Write out the entries below in full, exactly as given.
--------------------------------
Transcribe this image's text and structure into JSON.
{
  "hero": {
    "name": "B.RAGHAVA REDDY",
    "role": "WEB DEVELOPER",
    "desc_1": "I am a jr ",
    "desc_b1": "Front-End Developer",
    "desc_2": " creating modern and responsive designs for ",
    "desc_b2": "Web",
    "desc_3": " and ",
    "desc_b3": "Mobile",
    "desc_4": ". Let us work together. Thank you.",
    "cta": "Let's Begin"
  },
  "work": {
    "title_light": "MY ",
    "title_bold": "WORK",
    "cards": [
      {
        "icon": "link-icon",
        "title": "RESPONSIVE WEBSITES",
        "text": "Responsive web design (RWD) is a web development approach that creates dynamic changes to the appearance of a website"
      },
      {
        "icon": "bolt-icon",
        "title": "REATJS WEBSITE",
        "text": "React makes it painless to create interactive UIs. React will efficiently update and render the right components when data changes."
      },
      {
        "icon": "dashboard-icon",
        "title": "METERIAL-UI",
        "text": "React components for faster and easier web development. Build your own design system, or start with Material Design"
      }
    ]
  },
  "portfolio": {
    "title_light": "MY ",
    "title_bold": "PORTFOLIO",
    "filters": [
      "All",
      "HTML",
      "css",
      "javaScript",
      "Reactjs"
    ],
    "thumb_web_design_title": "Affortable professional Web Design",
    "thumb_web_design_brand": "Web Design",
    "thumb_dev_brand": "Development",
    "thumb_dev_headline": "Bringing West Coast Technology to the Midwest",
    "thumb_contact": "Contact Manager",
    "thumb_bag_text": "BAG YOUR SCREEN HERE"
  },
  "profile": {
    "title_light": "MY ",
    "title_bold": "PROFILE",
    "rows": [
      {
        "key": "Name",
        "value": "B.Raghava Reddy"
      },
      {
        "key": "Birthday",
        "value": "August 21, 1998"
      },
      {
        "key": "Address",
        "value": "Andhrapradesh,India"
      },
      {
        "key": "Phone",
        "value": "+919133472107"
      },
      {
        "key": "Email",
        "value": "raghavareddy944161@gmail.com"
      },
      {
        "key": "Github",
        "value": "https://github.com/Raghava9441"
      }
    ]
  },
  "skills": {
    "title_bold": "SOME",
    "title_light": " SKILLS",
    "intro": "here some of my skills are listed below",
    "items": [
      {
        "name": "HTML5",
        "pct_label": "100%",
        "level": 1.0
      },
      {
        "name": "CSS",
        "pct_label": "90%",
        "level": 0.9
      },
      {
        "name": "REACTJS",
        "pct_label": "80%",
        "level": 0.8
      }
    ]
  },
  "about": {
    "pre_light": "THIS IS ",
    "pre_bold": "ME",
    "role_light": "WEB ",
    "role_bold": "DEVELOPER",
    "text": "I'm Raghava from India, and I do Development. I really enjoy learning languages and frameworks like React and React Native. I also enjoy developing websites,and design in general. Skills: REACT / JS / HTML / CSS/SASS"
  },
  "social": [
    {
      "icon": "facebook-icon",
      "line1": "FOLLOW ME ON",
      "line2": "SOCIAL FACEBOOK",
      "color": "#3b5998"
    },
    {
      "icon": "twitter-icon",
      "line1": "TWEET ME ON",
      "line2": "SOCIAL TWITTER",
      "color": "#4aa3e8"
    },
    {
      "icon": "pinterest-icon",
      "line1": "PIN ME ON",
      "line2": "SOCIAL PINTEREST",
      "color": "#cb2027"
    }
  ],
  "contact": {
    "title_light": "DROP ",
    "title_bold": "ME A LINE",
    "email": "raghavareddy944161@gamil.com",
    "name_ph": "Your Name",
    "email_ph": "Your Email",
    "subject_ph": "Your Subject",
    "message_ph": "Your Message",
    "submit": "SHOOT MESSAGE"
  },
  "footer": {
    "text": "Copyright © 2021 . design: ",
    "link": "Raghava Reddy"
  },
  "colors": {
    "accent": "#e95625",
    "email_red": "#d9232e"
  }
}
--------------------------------
WRITTEN RESPONSE:
Transcribe this image's text and structure into JSON.
{
  "hero": {
    "name": "B.RAGHAVA REDDY",
    "role": "WEB DEVELOPER",
    "desc_1": "I am a jr ",
    "desc_b1": "Front-End Developer",
    "desc_2": " creating modern and responsive designs for ",
    "desc_b2": "Web",
    "desc_3": " and ",
    "desc_b3": "Mobile",
    "desc_4": ". Let us work together. Thank you.",
    "cta": "Let's Begin"
  },
  "work": {
    "title_light": "MY ",
    "title_bold": "WORK",
    "cards": [
      {
        "icon": "link-icon",
        "title": "RESPONSIVE WEBSITES",
        "text": "Responsive web design (RWD) is a web development approach that creates dynamic changes to the appearance of a website"
      },
      {
        "icon": "bolt-icon",
        "title": "REATJS WEBSITE",
        "text": "React makes it painless to create interactive UIs. React will efficiently update and render the right components when data changes."
      },
      {
        "icon": "dashboard-icon",
        "title": "METERIAL-UI",
        "text": "React components for faster and easier web development. Build your own design system, or start with Material Design"
      }
    ]
  },
  "portfolio": {
    "title_light": "MY ",
    "title_bold": "PORTFOLIO",
    "filters": [
      "All",
      "HTML",
      "css",
      "javaScript",
      "Reactjs"
    ],
    "thumb_web_design_title": "Affortable professional Web Design",
    "thumb_web_design_brand": "Web Design",
    "thumb_dev_brand": "Development",
    "thumb_dev_headline": "Bringing West Coast Technology to the Midwest",
    "thumb_contact": "Contact Manager",
    "thumb_bag_text": "BAG YOUR SCREEN HERE"
  },
  "profile": {
    "title_light": "MY ",
    "title_bold": "PROFILE",
    "rows": [
      {
        "key": "Name",
        "value": "B.Raghava Reddy"
      },
      {
        "key": "Birthday",
        "value": "August 21, 1998"
      },
      {
        "key": "Address",
        "value": "Andhrapradesh,India"
      },
      {
        "key": "Phone",
        "value": "+919133472107"
      },
      {
        "key": "Email",
        "value": "raghavareddy944161@gmail.com"
      },
      {
        "key": "Github",
        "value": "https://github.com/Raghava9441"
      }
    ]
  },
  "skills": {
    "title_bold": "SOME",
    "title_light": " SKILLS",
    "intro": "here some of my skills are listed below",
    "items": [
      {
        "name": "HTML5",
        "pct_label": "100%",
        "level": 1.0
      },
      {
        "name": "CSS",
        "pct_label": "90%",
        "level": 0.9
      },
      {
        "name": "REACTJS",
        "pct_label": "80%",
        "level": 0.8
      }
    ]
  },
  "about": {
    "pre_light": "THIS IS ",
    "pre_bold": "ME",
    "role_light": "WEB ",
    "role_bold": "DEVELOPER",
    "text": "I'm Raghava from India, and I do Development. I really enjoy learning languages and frameworks like React and React Native. I also enjoy developing websites,and design in general. Skills: REACT / JS / HTML / CSS/SASS"
  },
  "social": [
    {
      "icon": "facebook-icon",
      "line1": "FOLLOW ME ON",
      "line2": "SOCIAL FACEBOOK",
      "color": "#3b5998"
    },
    {
      "icon": "twitter-icon",
      "line1": "TWEET ME ON",
      "line2": "SOCIAL TWITTER",
      "color": "#4aa3e8"
    },
    {
      "icon": "pinterest-icon",
      "line1": "PIN ME ON",
      "line2": "SOCIAL PINTEREST",
      "color": "#cb2027"
    }
  ],
  "contact": {
    "title_light": "DROP ",
    "title_bold": "ME A LINE",
    "email": "raghavareddy944161@gamil.com",
    "name_ph": "Your Name",
    "email_ph": "Your Email",
    "subject_ph": "Your Subject",
    "message_ph": "Your Message",
    "submit": "SHOOT MESSAGE"
  },
  "footer": {
    "text": "Copyright © 2021 . design: ",
    "link": "Raghava Reddy"
  },
  "colors": {
    "accent": "#e95625",
    "email_red": "#d9232e"
  }
}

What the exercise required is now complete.